BY Nancy Scola | Monday, December 22 2008
(In an ongoing experiment, we sometimes repost and slightly expand upon a compelling item covered in the Daily Digest. This is one. -- the editors)
The Center for American Progress (CAP) Action Fund's acting CEO Jennifer Palmieri has jumped into CAP blogger Matt Yglesias's blog space to issue a "special note." Palmieri distanced the think tank from Yglesias's dig at the organization Third Way as peddlers of "hyper-timid incrementalist bull____," guilty of trying to sell their approach as one and the same as the aggressively moderate approach of Barack Obama. Yglesias's post:
There are a variety of issues that they have nothing whatsoever to say on, and what policy ideas they do have are laughable in comparison to the scale of the problems they allegedly address. Which is fine, because Third Way isn't really a "public policy think tank" at all, it's a messaging and political tactics outfit.
One hitch: Third Way is a CAP partner. Oopsie. Palmieri wrote under the very banner of Yglesias's blog:
Our institution has partnered with Third Way on a number of important projects - including a homeland security transition project - and have a great deal of respect for their critical thinking and excellent work product. They are key leaders in the progressive movement and we look forward to working with them in the future.
The more than 450 comments on Palmieri's mea culpa (or perhaps her "Matt's culpa") weren't kind. Here's a representative one: "This post is EXTREMELY creepy."
With CAP head John Podesta leading the Obama transition effort, it's hard not to see the organization as eager to be the very embodiment of institutional big-tent progressivism. Yglesias's critique of Third Way might be fair and incisive journalism. But having their star blogger calling foul on one centrist group of moderately high profile doesn't help that institutional mission much.

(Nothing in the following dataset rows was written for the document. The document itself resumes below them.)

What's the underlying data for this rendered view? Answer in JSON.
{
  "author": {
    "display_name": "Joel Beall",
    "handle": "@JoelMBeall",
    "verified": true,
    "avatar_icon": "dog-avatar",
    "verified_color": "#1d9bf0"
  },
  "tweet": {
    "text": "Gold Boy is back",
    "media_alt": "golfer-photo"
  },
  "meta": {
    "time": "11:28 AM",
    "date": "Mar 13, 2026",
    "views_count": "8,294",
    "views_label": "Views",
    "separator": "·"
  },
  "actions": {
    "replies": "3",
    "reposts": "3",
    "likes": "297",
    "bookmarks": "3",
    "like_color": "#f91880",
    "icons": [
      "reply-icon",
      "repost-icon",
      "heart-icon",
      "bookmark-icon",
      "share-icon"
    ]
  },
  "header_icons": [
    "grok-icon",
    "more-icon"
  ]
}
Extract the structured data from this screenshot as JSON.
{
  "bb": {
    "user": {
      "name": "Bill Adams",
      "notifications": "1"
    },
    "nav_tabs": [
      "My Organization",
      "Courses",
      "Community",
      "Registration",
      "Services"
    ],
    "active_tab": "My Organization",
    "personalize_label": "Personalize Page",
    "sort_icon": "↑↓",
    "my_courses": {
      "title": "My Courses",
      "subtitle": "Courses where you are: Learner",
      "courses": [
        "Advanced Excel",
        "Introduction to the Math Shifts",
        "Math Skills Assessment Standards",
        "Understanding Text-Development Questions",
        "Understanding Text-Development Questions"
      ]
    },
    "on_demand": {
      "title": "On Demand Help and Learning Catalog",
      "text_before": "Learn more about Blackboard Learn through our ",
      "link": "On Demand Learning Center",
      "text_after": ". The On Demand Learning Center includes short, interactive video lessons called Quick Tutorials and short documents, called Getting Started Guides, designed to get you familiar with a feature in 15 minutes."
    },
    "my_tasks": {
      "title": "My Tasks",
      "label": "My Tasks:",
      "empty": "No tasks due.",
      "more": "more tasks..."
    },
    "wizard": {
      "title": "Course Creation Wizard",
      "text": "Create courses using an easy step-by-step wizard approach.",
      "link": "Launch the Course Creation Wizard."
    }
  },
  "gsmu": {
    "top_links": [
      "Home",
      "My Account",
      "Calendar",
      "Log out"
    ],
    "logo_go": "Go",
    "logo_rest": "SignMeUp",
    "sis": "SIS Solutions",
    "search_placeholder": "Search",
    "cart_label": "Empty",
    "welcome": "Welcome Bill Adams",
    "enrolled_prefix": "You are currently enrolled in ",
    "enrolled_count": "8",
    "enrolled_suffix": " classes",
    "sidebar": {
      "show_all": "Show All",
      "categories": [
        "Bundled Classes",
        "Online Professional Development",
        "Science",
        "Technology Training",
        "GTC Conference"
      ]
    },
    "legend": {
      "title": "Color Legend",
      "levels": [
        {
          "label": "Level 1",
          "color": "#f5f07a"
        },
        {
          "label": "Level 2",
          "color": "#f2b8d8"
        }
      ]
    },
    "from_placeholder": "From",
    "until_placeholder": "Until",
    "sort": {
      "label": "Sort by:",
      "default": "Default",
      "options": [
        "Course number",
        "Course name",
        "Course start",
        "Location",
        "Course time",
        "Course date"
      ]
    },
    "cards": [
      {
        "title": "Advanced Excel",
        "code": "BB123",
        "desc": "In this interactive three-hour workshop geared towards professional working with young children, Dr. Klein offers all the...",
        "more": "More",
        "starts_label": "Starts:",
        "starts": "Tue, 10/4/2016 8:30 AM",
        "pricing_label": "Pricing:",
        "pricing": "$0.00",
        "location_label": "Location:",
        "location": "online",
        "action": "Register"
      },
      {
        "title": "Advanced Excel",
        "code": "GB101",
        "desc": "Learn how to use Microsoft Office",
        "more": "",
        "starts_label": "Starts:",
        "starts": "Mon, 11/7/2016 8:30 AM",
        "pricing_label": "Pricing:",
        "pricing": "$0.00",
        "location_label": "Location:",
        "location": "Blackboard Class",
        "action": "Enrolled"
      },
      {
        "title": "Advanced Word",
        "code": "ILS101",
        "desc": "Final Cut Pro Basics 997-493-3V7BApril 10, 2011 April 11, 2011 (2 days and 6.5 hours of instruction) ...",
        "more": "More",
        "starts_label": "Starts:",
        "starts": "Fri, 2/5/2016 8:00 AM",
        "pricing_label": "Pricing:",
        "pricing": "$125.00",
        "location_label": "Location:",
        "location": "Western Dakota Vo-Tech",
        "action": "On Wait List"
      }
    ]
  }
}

When Yglesias left the journalism world at the Atlantic for the think-tank world of the Center for American Progress, he assured his faithful blog readers that from their point of view, the move "probably won't make a huge difference." That may well have involved a good dose of wishful thinking.